This bill, sponsored by the House Judiciary Committee, establishes the Task Force on Public Defense to review requirements and best practices regarding public defense services in municipal and justice court proceedings, and to produce a report with recommendations for the Legislative Assembly by 12/31/2020. Upon passage, this Act would declare an emergency to emphasize the importance of the Act to “public peace, health and safety.” The bill failed to pass the Senate on 06/29/2019 with a vote of 0-27.
This bill, sponsored by the Senate Judiciary Committee, prohibits courts from requiring a criminal defendant to pay costs associated with appointed counsel unless the defendant is convicted of a crime. It did not make it out of committee and died upon session adjournment on 06/30/2019.
TX HB 1323 (Update)
This bill, sponsored by Rep. Andrew Murr (R), makes “clear and convincing evidence” that bail and conditions of release are insufficient to ensure appearance in court and public safety the standard for denying bail. The bill would also mandate the use of a risk assessment tool when deciding pretrial release or the use of bail. Both this bill and its Senate companion SB 628 failed upon session adjournment on 05/27/2019.
This bill, sponsored by Rep. Selene Colburn (D), requires that public defense services be available to any person charged with a crime, not just those charged with serious crimes. Any “needy person” detained by law enforcement without charge or judicial process, or who is charged with a crime of any level is entitled to counsel. The bill will be carried over into the next session.
This bill, sponsored by Sen. Jeannie Darneille (D), establishes a postconviction review board and review process for the early release of offenders who qualify. Those determined to be indigent have the right to counsel when petitioning for release under this bill.
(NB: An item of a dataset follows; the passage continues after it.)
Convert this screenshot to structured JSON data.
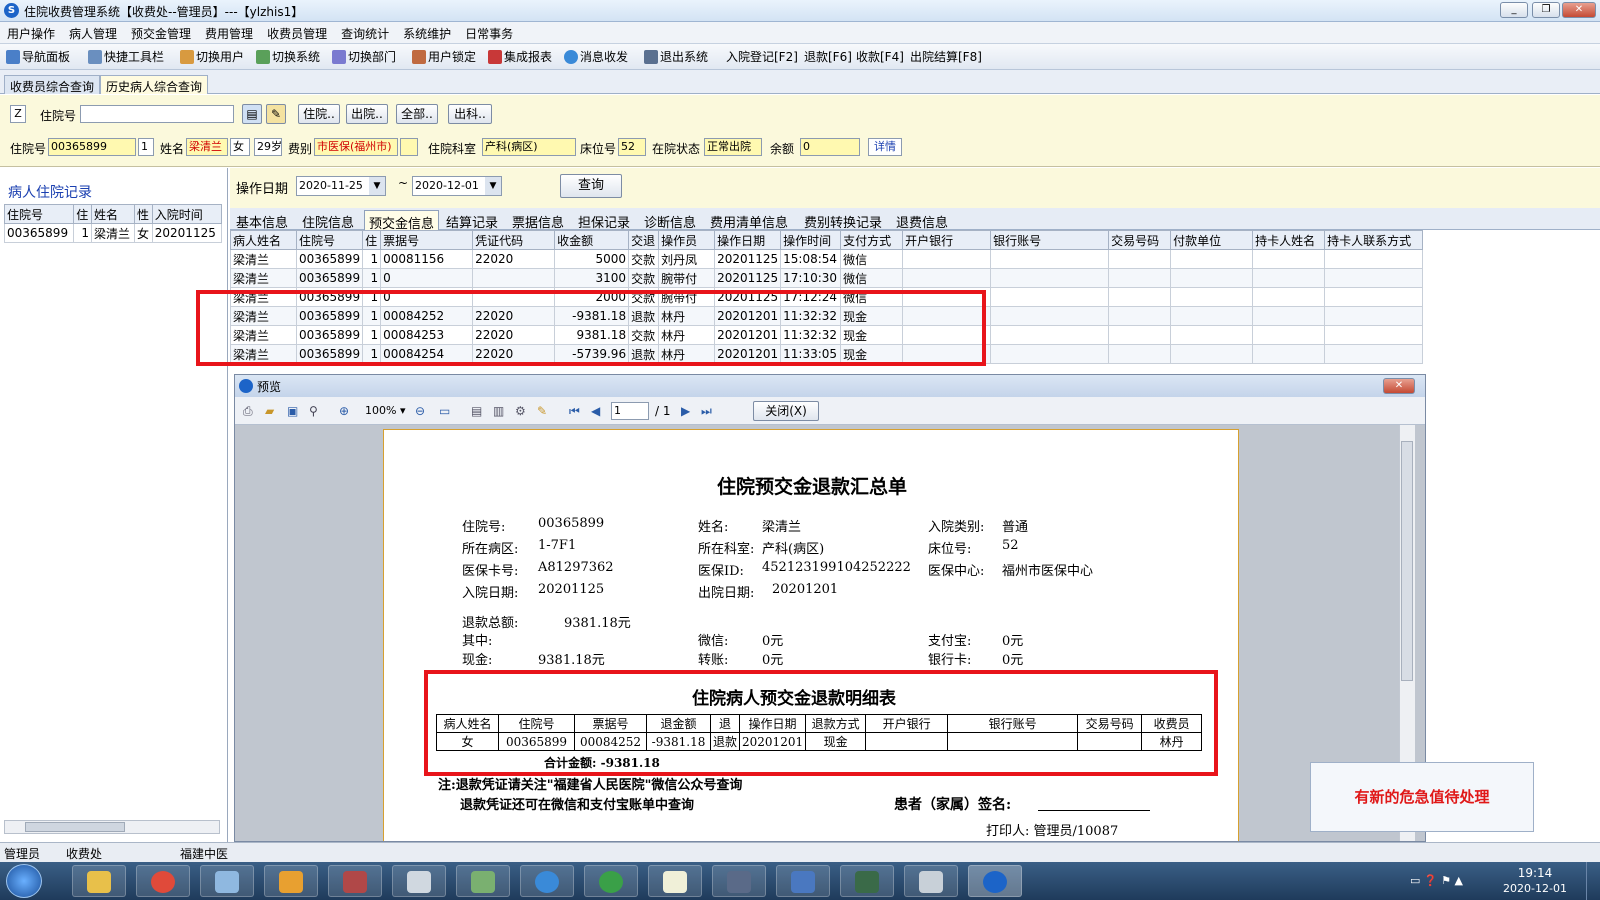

To qualify, offenders must have served 15 to 20 consecutive years, or must be at least 60 years old and have served half of their sentence. The bill will be carried over into the next session.